### [Exercise requirements]
Which lines of the records below contain the string "Fire"? Report each of them.

Element data from apps and pages:
------------------------

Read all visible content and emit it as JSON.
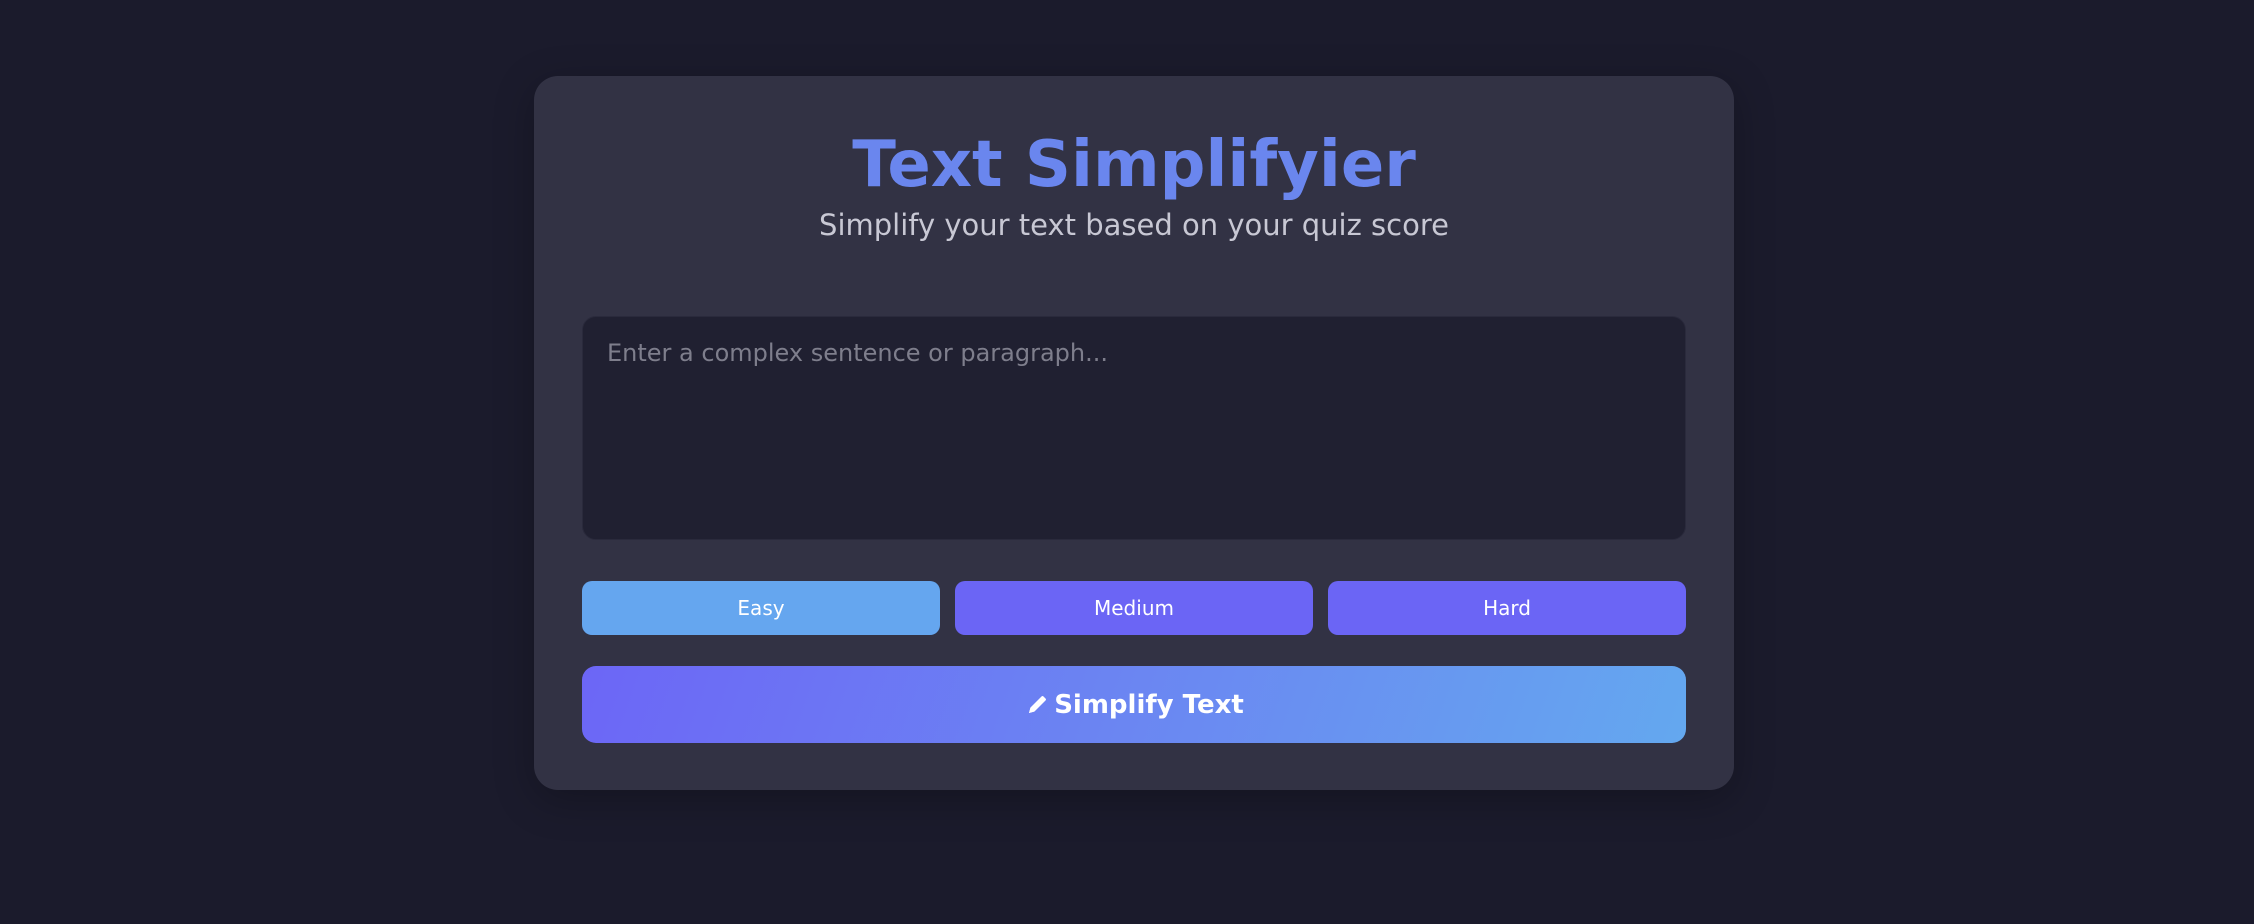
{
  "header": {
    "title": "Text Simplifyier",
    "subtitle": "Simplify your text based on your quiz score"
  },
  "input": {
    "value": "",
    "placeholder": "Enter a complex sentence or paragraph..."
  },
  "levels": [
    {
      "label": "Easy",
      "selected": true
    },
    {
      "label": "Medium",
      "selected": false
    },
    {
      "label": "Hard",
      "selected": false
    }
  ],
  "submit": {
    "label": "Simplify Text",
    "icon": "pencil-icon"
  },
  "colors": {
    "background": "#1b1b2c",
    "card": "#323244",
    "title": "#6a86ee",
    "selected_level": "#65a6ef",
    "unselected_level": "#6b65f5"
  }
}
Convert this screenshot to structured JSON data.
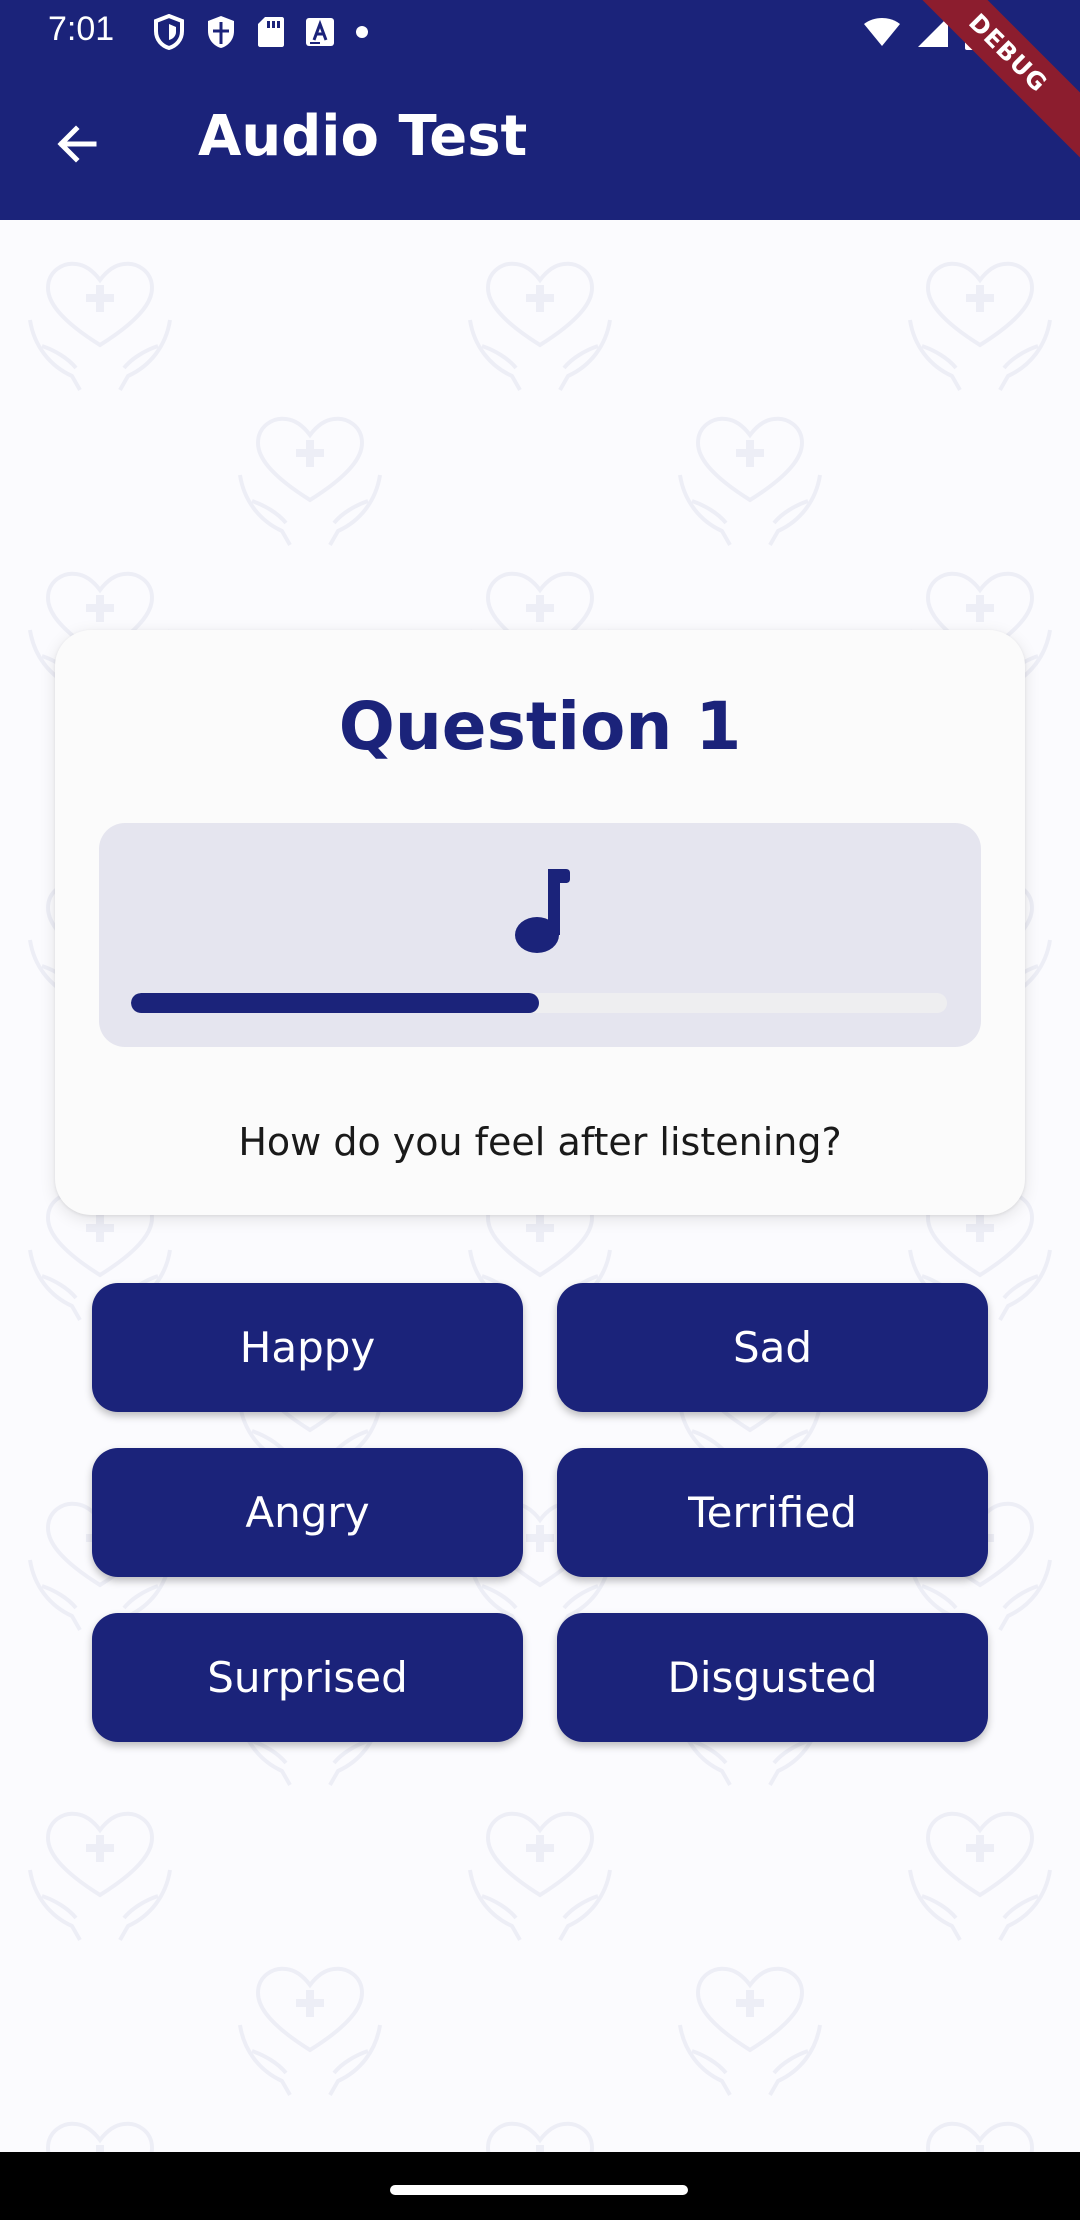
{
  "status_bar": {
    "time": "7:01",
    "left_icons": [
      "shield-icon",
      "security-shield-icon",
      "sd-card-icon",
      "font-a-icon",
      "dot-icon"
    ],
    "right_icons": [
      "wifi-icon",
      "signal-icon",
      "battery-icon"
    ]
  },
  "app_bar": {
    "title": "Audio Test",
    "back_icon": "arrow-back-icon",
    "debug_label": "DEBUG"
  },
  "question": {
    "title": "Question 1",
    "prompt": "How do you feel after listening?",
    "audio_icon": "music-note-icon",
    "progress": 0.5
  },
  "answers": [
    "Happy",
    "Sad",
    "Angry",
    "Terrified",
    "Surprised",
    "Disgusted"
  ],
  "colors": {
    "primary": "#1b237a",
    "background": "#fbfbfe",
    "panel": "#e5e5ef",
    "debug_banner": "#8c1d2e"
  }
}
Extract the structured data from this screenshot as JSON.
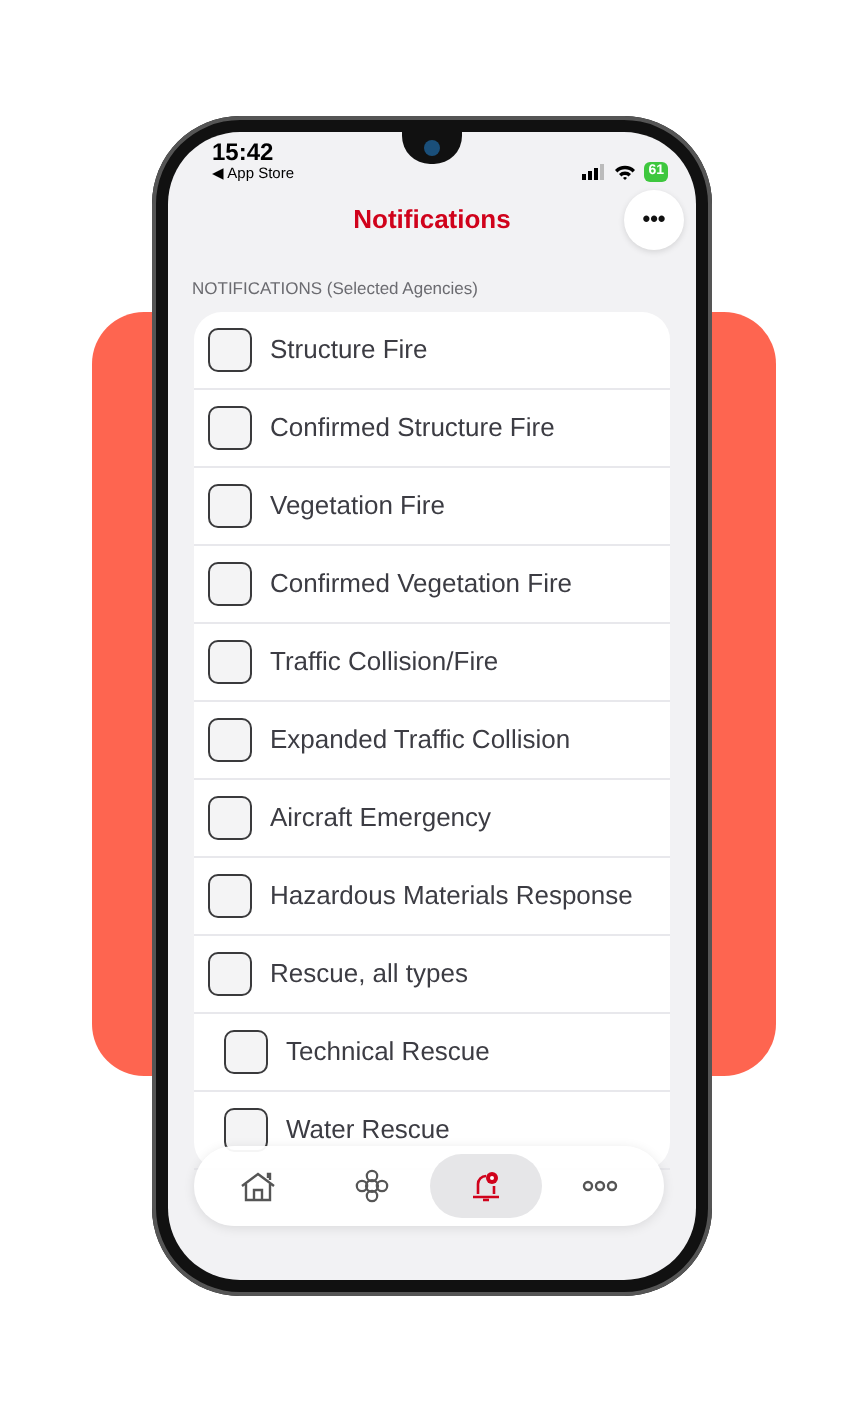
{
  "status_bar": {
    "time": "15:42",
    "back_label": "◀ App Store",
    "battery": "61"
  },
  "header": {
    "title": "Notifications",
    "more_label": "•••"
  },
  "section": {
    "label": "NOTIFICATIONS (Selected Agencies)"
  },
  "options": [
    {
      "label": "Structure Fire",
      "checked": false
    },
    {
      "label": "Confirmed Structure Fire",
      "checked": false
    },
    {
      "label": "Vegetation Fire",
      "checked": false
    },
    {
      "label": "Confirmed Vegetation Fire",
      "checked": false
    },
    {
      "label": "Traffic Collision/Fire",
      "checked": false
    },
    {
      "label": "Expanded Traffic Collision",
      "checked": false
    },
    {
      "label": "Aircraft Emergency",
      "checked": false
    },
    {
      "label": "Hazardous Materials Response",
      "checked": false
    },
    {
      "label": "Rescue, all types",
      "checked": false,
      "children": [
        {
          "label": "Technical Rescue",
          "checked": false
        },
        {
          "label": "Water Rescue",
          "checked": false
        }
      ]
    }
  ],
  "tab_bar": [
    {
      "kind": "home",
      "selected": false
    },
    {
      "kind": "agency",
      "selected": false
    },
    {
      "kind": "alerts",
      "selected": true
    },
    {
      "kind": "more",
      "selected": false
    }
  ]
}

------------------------

### [Your response]
      "label": "Structure Fire",
      "label": "Confirmed Structure Fire",
      "label": "Vegetation Fire",
      "label": "Confirmed Vegetation Fire",
      "label": "Traffic Collision/Fire",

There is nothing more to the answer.